Every time I see the news, I find myself increasingly bothered by the Occupy Wall Street Protests. Why? Because they’re doing it wrong.
On CNN today, they showed a segment about a reporter who decided to join up with the Wall Street protesters to give us an in-depth look at how the event is organized. To tell you the truth, I actually applaud how the protest is arranged. The people convene and work together so everyone is fed and has a tent to stay in. It’s clear that these people have enough in common with each other to forge relationships that will prove valuable if they ever receive the jobs for which they are protesting.
First of all, the United States unemployment rate currently stands at ten percent. For every person that is unemployed, nine people don’t seem to have a problem finding work. I’m not surprised that these people are getting noticed; if you go out to eat with ten of your friends and one doesn’t like the restaurant, I think you can figure out who among you is unhappy.
That being said, these people are protesting the wrong things. America was founded on the pursuit of happiness. “Pursuit” is the operative word here; I can pursue a new car, but if I don’t have $20,000 I cannot get one. If a Camaro fell from the sky, that would be great. I don’t stare up at the sky and wait for it to happen because I don’t expect it to.
There are a few reasons these people are out of work, but one common link between them that has gone utterly ignored is the role European markets play in America’s economy. Greece, the proverbial “cash cow” in the mix has been making money disappear faster than Harry Houdini resurrecting himself from the dead at a one night spectacular in Las Vegas. The rest of Europe, semi-socialist since the dawn of modern politics, continues to feed Greece money despite the fact that their economy is a total sham. No amount of bailouts will ever fix the corruption within Greece; only a push by Grecian citizens for political change will improve economic conditions.
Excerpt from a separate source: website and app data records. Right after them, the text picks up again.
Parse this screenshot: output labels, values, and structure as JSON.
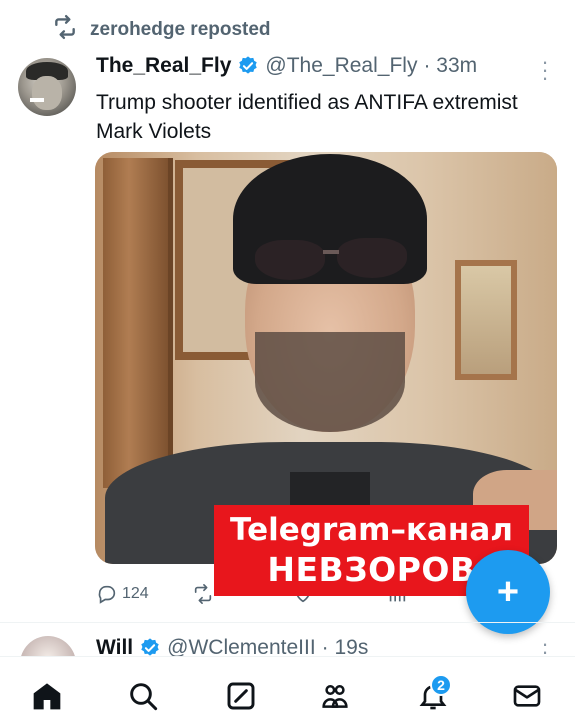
{
  "repost": {
    "label": "zerohedge reposted",
    "icon": "repost-icon"
  },
  "tweet": {
    "display_name": "The_Real_Fly",
    "handle": "@The_Real_Fly",
    "time": "· 33m",
    "text": "Trump shooter identified as ANTIFA extremist Mark Violets",
    "actions": {
      "replies": "124",
      "reposts": "",
      "likes": "",
      "views": ""
    }
  },
  "watermark": {
    "line1": "Telegram–канал",
    "line2": "НЕВЗОРОВ"
  },
  "fab": {
    "label": "+"
  },
  "next_tweet": {
    "display_name": "Will",
    "handle": "@WClementeIII",
    "time": "· 19s"
  },
  "bottom_nav": {
    "notifications_badge": "2",
    "items": [
      "home-icon",
      "search-icon",
      "grok-icon",
      "communities-icon",
      "notifications-icon",
      "messages-icon"
    ]
  },
  "colors": {
    "accent": "#1d9bf0",
    "muted_text": "#536471",
    "watermark_bg": "#e8161c"
  }
}
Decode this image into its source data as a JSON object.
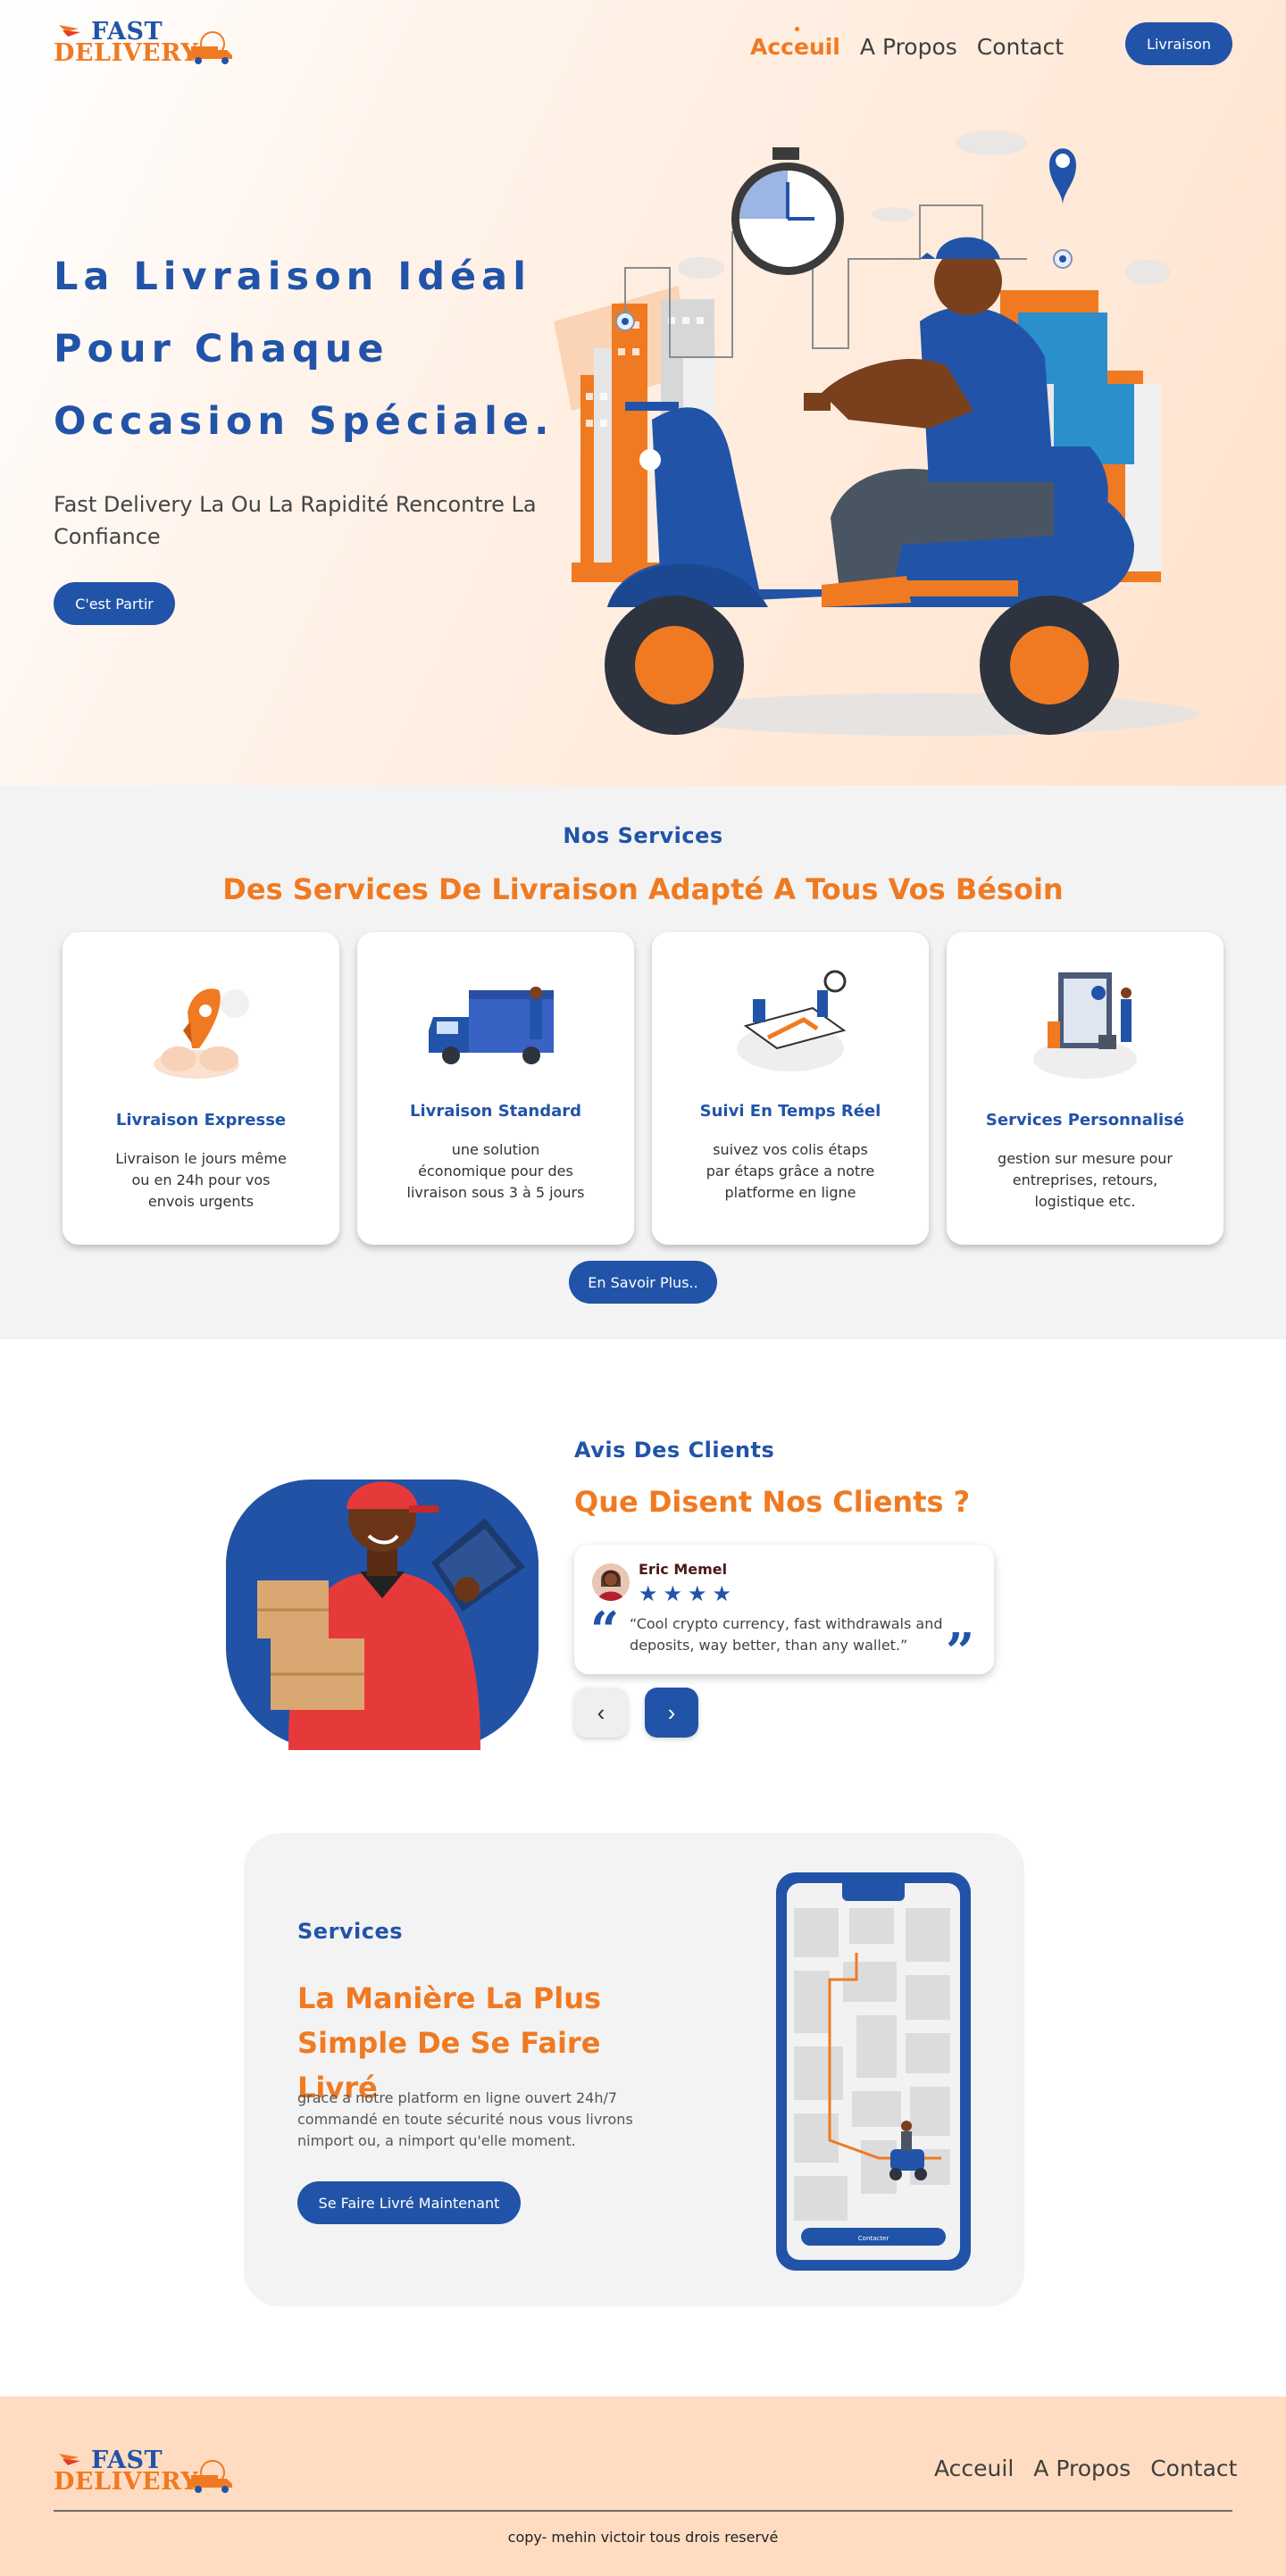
{
  "brand": {
    "line1": "FAST",
    "line2": "DELIVERY"
  },
  "nav": {
    "home": "Acceuil",
    "about": "A Propos",
    "contact": "Contact"
  },
  "header": {
    "cta_label": "Livraison"
  },
  "hero": {
    "title_lines": [
      "La Livraison Idéal",
      "Pour Chaque",
      "Occasion Spéciale."
    ],
    "subtitle": "Fast Delivery La Ou La Rapidité Rencontre La Confiance",
    "cta_label": "C'est Partir"
  },
  "services": {
    "label": "Nos Services",
    "title": "Des Services De Livraison Adapté A Tous Vos Bésoin",
    "cards": [
      {
        "title": "Livraison Expresse",
        "desc": "Livraison le jours même ou en 24h pour vos envois urgents"
      },
      {
        "title": "Livraison Standard",
        "desc": "une solution économique pour des livraison sous 3 à 5 jours"
      },
      {
        "title": "Suivi En Temps Réel",
        "desc": "suivez vos colis étaps par étaps grâce a notre platforme en ligne"
      },
      {
        "title": "Services Personnalisé",
        "desc": "gestion sur mesure pour entreprises, retours, logistique etc."
      }
    ],
    "more_label": "En Savoir Plus.."
  },
  "testimonials": {
    "label": "Avis Des Clients",
    "title": "Que Disent Nos Clients ?",
    "review": {
      "name": "Eric Memel",
      "rating": 4,
      "stars": "★★★★",
      "text": "“Cool crypto currency, fast withdrawals and deposits, way better, than any wallet.”"
    },
    "prev_icon": "chevron-left-icon",
    "next_icon": "chevron-right-icon"
  },
  "cta": {
    "label": "Services",
    "title": "La Manière La Plus Simple De Se Faire Livré",
    "desc": "grace a notre platform en ligne  ouvert 24h/7 commandé en toute sécurité nous vous livrons nimport ou, a nimport qu'elle moment.",
    "button_label": "Se Faire Livré Maintenant",
    "phone_button": "Contacter"
  },
  "footer": {
    "copyright": "copy- mehin victoir tous drois reservé"
  },
  "colors": {
    "primary": "#2154a8",
    "accent": "#f07a22",
    "hero_bg": "#ffe2cc",
    "footer_bg": "#ffdcc1",
    "section_bg": "#f3f3f3"
  }
}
So what should America, as the third wheel in this situation, be doing to counteract the European and Grecian disruption to our economy? Had I an extremist opinion I would suggest that everyone pack up and move to Greece. But in all seriousness, maybe a boycott of European goods should be in order?
By keeping our money within our own country through the purchase of American goods, not only will we be able to cut out the international markets being dragged under by one country’s corruption, but we can generate more revenue for ourselves in the process. I’m no economist, but when the economy improves, I bet we would see an increase in employment.
If the protesters can orchestrate a “sit in” at the park near Wall Street, I doubt that a boycott is beyond their ability. Just to clarify, we need to stop buying goods made in Europe. If it comes from outside the USA, it is only bringing us down.
A separate issue that we as Americans need to work together on improving is the education system. I don’t think that every individual needs to go out and get a masters degree in everything, but our public school systems and colleges have been manufacturing a generation of students who specialize in one field. I spent most of my life not sticking to one concept for the future. In tenth grade, I stopped taking chorus class because I didn’t see the value in improving on that particular field. When I feel confident in my writing, maybe I'll move on to something else.
Too many people come out of four-year universities with a plan that involves a perfect world. If you want to be an artist that’s great; if you can translate English to Spanish, you automatically stand a better chance in the job market than someone who doesn’t. By learning language, mathematics and reasoning skills you can broaden your horizons and become a viable candidate for more jobs. The only way I see this aspect of the economy improving is through restructuring the education system we have in place. We haven’t changed our teaching methods since the 18th century; after 300 years I think it is safe to call it rusty.
So that is my opinion on the current situation in Wall Street. I think it’s great that people are speaking out about what they dislike, but to assume that America will conform to the standards of a minority is to expect a Camaro to fall from the sky.